The task
The answer must be a single number: how many lines of the records below contain "title".

++++++++++++++++++++

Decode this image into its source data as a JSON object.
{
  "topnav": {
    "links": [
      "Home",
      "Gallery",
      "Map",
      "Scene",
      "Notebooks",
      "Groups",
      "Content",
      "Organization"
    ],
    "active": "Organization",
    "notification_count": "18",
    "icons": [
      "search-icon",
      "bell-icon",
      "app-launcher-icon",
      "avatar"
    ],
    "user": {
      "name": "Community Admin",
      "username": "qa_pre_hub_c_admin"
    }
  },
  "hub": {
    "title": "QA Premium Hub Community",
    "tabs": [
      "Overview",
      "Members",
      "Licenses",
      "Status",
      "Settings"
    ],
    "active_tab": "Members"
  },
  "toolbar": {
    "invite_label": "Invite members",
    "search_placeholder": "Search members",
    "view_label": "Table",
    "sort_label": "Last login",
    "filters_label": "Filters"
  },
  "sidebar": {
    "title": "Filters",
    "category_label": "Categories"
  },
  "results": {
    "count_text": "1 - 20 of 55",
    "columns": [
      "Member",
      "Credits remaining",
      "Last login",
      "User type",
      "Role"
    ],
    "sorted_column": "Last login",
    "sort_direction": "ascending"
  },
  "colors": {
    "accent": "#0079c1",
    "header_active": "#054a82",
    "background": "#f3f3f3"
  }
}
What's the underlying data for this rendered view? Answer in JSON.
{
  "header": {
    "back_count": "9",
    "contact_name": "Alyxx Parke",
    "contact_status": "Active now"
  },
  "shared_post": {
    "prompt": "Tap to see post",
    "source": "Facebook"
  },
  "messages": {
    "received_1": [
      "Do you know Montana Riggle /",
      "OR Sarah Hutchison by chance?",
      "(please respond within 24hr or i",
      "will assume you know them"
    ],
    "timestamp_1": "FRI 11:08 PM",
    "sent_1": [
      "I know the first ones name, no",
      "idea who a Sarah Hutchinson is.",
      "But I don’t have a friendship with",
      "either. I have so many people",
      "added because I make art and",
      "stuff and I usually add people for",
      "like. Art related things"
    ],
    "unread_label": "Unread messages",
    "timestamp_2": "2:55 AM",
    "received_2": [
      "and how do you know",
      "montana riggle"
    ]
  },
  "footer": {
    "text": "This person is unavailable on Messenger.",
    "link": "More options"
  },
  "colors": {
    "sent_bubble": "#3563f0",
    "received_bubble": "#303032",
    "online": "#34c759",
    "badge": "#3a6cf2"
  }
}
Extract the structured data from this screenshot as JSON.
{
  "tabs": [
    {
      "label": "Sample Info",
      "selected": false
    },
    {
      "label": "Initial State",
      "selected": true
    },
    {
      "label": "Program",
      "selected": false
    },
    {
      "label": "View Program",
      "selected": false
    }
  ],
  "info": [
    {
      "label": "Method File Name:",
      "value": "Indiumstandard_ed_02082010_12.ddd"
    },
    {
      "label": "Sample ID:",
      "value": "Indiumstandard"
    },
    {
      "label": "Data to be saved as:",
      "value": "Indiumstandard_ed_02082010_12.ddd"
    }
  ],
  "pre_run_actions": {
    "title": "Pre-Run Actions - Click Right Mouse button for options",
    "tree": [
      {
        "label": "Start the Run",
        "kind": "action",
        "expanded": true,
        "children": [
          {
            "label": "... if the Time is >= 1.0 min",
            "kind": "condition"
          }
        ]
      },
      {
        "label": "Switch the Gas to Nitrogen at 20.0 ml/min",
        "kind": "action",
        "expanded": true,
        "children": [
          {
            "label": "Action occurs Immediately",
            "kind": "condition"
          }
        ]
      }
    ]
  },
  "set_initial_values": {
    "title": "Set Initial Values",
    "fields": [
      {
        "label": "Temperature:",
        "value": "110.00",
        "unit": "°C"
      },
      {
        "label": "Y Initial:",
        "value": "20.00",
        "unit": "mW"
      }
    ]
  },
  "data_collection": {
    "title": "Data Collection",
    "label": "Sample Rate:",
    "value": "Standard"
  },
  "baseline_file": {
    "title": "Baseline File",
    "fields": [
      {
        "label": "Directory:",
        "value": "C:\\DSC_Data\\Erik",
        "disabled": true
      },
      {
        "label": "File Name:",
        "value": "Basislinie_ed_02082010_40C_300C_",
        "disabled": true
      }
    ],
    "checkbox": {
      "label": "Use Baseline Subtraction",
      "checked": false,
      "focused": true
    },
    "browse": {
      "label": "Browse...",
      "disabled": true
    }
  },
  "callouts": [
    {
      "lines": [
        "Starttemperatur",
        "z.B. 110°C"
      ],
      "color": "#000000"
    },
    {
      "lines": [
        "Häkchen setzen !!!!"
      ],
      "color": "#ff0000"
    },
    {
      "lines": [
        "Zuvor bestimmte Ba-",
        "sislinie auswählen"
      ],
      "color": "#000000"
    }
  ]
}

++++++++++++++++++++

Answer area
6